Nature-based Tourism:
New Business Opportunities

Stage Two: Request for Proposal

Eighteen nature-based tourism new business opportunities were released by the Department for Environment and Water in October 2017. Expressions of Interest for these opportunities closed on 31 January 2018 and the process has moved to Stage two.

If you are interested in keeping informed about future opportunities, please register your interest.

Accessible accommodation hub on the Eyre Peninsula

Lincoln National Park

Expand established accommodation facilities to create a scenic and secluded accommodation precinct close to Port Lincoln.


  • Provide accommodation at Donington Cottage.
  • Operate the existing September Beach Campground.
  • Expand the range of accommodation options on the Donington Peninsula through the modification of Donington Cottage or the establishment of additional small scale accommodation, such as cabins.

Site objectives

  • Protect and conserve the natural, cultural and scenic values of the park.
  • Enhance the use, enjoyment and appreciation of the park.
  • Provide jobs and opportunities for local businesses.

Site description

Regional attractions

Lincoln National Park is one of the Eyre Peninsula’s premier attractions.

The Eyre Peninsula comprises stunning landscapes and offers a host of one-of-a-kind experiences. Its 2,300 km of coastline provides some of the best seafood and unique aquatic experiences in the world. Further inland, you’ll find a land of ancient geological formations, expansive salt lakes, and an abundance of native wildlife.

The Eyre Peninsula is serviced by three airports offering daily flights to and from Adelaide in Port Lincoln, Ceduna and Whyalla. Driving from Adelaide to Port Lincoln takes about seven hours.

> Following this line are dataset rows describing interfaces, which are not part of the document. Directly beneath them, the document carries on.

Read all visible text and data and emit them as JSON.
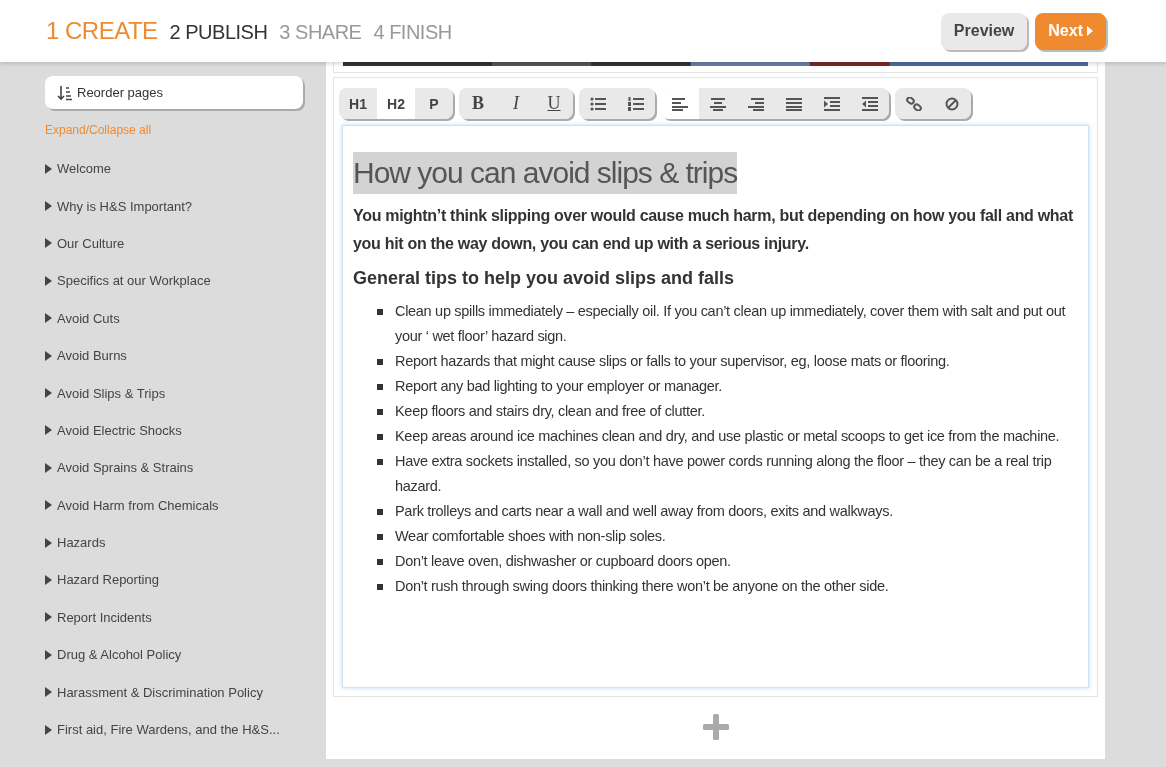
{
  "steps": [
    {
      "number": "1",
      "label": "CREATE",
      "selected": true,
      "disabled": false
    },
    {
      "number": "2",
      "label": "PUBLISH",
      "selected": false,
      "disabled": false
    },
    {
      "number": "3",
      "label": "SHARE",
      "selected": false,
      "disabled": true
    },
    {
      "number": "4",
      "label": "FINISH",
      "selected": false,
      "disabled": true
    }
  ],
  "header_buttons": [
    {
      "label": "Preview",
      "kind": "secondary"
    },
    {
      "label": "Next",
      "kind": "primary"
    }
  ],
  "sidebar": {
    "reorder_button": "Reorder pages",
    "expand_link": "Expand/Collapse all",
    "items": [
      {
        "label": "Welcome",
        "expanded": false
      },
      {
        "label": "Why is H&S Important?",
        "expanded": false
      },
      {
        "label": "Our Culture",
        "expanded": false
      },
      {
        "label": "Specifics at our Workplace",
        "expanded": false
      },
      {
        "label": "Avoid Cuts",
        "expanded": false
      },
      {
        "label": "Avoid Burns",
        "expanded": false
      },
      {
        "label": "Avoid Slips & Trips",
        "expanded": false
      },
      {
        "label": "Avoid Electric Shocks",
        "expanded": false
      },
      {
        "label": "Avoid Sprains & Strains",
        "expanded": false
      },
      {
        "label": "Avoid Harm from Chemicals",
        "expanded": false
      },
      {
        "label": "Hazards",
        "expanded": false
      },
      {
        "label": "Hazard Reporting",
        "expanded": false
      },
      {
        "label": "Report Incidents",
        "expanded": false
      },
      {
        "label": "Drug & Alcohol Policy",
        "expanded": false
      },
      {
        "label": "Harassment & Discrimination Policy",
        "expanded": false
      },
      {
        "label": "First aid, Fire Wardens, and the H&S...",
        "expanded": false
      }
    ]
  },
  "toolbar": [
    [
      {
        "kind": "text",
        "label": "H1",
        "selected": false
      },
      {
        "kind": "text",
        "label": "H2",
        "selected": true
      },
      {
        "kind": "text",
        "label": "P",
        "selected": false
      }
    ],
    [
      {
        "kind": "bold",
        "label": "B",
        "selected": false
      },
      {
        "kind": "italic",
        "label": "I",
        "selected": false
      },
      {
        "kind": "underline",
        "label": "U",
        "selected": false
      }
    ],
    [
      {
        "kind": "icon",
        "selected": false
      },
      {
        "kind": "icon",
        "selected": false
      }
    ],
    [
      {
        "kind": "icon",
        "selected": true
      },
      {
        "kind": "icon",
        "selected": false
      },
      {
        "kind": "icon",
        "selected": false
      },
      {
        "kind": "icon",
        "selected": false
      },
      {
        "kind": "icon",
        "selected": false
      },
      {
        "kind": "icon",
        "selected": false
      }
    ],
    [
      {
        "kind": "icon",
        "selected": false
      },
      {
        "kind": "icon",
        "selected": false
      }
    ]
  ],
  "editor": {
    "heading": "How you can avoid slips & trips",
    "heading_selected": true,
    "intro": "You mightn’t think slipping over would cause much harm, but depending on how you fall and what you hit on the way down, you can end up with a serious injury.",
    "subheading": "General tips to help you avoid slips and falls",
    "tips": [
      "Clean up spills immediately – especially oil. If you can’t clean up immediately, cover them with salt and put out your ‘ wet floor’ hazard sign.",
      "Report hazards that might cause slips or falls to your supervisor, eg, loose mats or flooring.",
      "Report any bad lighting to your employer or manager.",
      "Keep floors and stairs dry, clean and free of clutter.",
      "Keep areas around ice machines clean and dry, and use plastic or metal scoops to get ice from the machine.",
      "Have extra sockets installed, so you don’t have power cords running along the floor – they can be a real trip hazard.",
      "Park trolleys and carts near a wall and well away from doors, exits and walkways.",
      "Wear comfortable shoes with non-slip soles.",
      "Don’t leave oven, dishwasher or cupboard doors open.",
      "Don’t rush through swing doors thinking there won’t be anyone on the other side."
    ]
  }
}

The Eyre Peninsula is one of the fastest growing tourism regions in South Australia. Tourism from the region contributes $300 million to the regional economy (approximately 7.2% of GDP) and directly employs 1,530 people (5.3% of regional employment).

Local highlights

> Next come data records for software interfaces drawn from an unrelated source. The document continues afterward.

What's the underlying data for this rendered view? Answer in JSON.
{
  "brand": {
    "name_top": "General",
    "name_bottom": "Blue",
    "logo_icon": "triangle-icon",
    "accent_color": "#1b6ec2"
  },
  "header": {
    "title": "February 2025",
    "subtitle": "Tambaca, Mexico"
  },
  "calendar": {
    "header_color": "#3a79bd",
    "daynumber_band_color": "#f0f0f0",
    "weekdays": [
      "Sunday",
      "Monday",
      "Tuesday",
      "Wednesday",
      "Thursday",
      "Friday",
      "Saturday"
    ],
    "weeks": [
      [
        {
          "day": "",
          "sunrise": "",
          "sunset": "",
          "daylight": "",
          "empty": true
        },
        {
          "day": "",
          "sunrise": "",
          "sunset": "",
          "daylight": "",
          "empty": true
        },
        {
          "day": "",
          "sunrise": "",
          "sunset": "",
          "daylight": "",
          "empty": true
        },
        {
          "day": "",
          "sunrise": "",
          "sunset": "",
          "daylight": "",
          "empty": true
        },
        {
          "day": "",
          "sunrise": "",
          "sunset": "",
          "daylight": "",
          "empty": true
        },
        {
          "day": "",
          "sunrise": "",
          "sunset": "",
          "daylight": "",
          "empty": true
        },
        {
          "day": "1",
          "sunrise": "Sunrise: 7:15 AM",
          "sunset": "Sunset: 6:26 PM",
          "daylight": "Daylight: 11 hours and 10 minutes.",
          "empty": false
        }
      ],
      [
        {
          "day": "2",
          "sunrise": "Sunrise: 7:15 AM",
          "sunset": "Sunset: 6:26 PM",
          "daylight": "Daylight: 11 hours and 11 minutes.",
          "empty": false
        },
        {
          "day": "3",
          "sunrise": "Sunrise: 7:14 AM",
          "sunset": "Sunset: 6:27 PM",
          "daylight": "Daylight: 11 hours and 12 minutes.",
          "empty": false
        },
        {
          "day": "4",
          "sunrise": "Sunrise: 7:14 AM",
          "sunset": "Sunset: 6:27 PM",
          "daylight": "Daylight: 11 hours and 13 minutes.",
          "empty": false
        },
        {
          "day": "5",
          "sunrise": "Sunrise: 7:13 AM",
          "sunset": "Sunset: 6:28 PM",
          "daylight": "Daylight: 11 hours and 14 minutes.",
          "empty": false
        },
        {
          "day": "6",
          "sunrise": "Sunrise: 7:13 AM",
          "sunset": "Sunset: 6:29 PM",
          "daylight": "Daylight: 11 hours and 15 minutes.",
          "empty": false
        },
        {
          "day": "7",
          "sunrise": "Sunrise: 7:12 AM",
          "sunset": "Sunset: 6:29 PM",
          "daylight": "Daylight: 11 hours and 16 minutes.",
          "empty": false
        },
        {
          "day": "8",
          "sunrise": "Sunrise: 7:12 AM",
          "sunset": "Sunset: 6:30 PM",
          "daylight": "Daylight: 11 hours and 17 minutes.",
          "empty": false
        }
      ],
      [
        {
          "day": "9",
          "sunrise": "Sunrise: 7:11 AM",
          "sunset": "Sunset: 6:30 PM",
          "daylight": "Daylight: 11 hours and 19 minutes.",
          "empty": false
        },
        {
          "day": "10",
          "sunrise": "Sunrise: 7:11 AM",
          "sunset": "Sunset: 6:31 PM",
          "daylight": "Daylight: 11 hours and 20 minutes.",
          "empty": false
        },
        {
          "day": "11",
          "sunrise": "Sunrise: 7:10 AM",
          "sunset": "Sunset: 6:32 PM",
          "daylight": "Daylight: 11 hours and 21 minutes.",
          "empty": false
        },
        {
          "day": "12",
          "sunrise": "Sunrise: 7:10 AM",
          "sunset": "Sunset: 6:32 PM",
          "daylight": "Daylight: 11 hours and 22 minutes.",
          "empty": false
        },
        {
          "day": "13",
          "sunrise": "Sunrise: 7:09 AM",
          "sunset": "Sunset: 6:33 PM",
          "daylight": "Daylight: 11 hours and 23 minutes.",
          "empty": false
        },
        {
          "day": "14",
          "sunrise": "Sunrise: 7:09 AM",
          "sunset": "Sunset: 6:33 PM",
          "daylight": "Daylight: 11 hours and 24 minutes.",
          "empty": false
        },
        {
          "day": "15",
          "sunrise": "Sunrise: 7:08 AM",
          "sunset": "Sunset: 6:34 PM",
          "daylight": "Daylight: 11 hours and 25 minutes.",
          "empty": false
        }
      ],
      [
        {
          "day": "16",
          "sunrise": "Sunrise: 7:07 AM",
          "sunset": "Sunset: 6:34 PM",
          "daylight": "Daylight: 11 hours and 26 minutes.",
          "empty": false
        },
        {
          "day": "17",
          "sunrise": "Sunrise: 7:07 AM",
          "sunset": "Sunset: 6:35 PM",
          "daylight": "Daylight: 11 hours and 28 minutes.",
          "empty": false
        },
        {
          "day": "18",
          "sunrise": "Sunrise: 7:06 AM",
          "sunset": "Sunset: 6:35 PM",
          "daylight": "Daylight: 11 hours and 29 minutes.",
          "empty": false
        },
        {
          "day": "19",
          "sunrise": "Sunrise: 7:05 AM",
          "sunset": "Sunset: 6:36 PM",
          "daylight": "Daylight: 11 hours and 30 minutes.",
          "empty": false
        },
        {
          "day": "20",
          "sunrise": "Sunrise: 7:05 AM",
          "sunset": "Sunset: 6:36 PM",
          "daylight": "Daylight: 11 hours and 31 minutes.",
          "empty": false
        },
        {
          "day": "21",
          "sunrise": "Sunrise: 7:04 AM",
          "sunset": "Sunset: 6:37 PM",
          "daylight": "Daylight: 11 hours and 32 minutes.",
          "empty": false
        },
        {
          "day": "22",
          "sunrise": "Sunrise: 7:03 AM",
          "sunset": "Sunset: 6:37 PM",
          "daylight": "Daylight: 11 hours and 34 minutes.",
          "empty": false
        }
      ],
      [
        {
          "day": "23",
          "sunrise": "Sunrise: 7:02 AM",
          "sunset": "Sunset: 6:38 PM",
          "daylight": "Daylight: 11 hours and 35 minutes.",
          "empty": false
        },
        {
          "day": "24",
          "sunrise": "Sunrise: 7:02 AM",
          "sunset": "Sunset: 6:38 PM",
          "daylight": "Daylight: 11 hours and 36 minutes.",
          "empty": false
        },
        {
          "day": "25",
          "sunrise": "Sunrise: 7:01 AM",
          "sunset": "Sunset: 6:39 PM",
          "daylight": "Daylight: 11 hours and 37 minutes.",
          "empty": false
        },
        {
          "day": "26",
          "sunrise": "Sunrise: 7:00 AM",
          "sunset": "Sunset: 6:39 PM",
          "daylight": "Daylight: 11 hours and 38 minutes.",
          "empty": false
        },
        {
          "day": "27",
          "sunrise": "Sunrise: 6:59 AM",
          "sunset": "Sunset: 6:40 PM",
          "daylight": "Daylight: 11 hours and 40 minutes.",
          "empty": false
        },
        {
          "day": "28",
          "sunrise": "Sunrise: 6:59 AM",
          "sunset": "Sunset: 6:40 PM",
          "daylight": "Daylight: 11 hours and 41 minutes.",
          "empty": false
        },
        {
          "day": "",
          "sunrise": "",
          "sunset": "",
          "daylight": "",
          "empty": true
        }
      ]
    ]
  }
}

The entrance to Lincoln National Park is just 12 km from Port Lincoln. The park boasts some of the most scenic coastline in South Australia and attracts approximately 70,000 visitors each year.

Major attractions include a vast sand dune system, rugged offshore islands and secluded white sandy beaches. There are outdoor activities galore, including bushwalking, birdwatching, photography, fishing, swimming, four-wheel-driving, and bush camping.

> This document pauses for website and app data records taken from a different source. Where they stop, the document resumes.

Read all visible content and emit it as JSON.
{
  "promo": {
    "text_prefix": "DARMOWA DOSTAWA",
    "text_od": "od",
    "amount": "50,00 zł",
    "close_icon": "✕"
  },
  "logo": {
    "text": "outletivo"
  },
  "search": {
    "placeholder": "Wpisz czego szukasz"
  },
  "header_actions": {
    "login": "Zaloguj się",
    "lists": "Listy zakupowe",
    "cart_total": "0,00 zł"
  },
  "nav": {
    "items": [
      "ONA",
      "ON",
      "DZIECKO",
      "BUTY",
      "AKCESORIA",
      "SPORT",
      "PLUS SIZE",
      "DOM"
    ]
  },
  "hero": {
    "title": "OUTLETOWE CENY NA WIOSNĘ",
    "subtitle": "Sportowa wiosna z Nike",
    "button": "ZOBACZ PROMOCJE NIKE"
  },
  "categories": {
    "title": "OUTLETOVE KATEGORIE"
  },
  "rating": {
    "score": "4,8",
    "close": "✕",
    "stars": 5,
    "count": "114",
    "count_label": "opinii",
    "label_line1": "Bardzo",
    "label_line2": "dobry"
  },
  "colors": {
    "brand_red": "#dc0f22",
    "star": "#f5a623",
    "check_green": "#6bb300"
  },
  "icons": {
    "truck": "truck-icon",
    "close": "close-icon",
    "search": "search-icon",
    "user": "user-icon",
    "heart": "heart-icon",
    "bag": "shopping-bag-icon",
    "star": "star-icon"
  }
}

Donington Cottage is situated in a beautiful coastal setting overlooking Spalding Cove. The cottage currently provides visitor accommodation and is operated by the Department of Environment, Water and Natural Resources. It has car parking, two bedrooms, a living room, kitchen and bathroom. It is connected to mains power and rainwater, and has a gas heater. There is an opportunity for a business to operate the cottage using the existing facilities or by adapting it to suit their preferred business model.

September Beach Campground is located nearby in a sheltered coastal setting. It is a popular campground with basic amenities for campers, including a toilet and 13 unpowered camp sites. Opportunities exist for Donington Beach which also has one unpowered site.

Future potential

The Donington Peninsula accommodation precinct offers a range of enticing new business opportunities for an astute investor. These include providing accommodation at Donington Cottage, capitalising on the existing September Beach Campground, and establishing small-scale accommodation options, such as cabins or glamping style eco-tents on new sites across the peninsula.

Future tourism development within Lincoln National Park will need to comply with the provisions outlined in the National Parks and Wildlife Act 1972 and the Lower Eyre Peninsula Development Plan.

As the park falls within a coastal conservation zone, any future developments must be compatible with the park’s coastal environment. Conserving the park’s coastal features and scenic qualities, providing appropriate public access, and ensuring that future developments are not subject to coastal hazards are priorities for this site.

The coastal conservation zone allows for the development of accommodation that it is:
• A minimum of 100 m from the mean high water mark.
• Not located on a coastal wetland, beach or dune.

Lincoln National Park and September Beach Campground are open to the public at all times. An inspection of Donington Cottage can be arranged for interested businesses.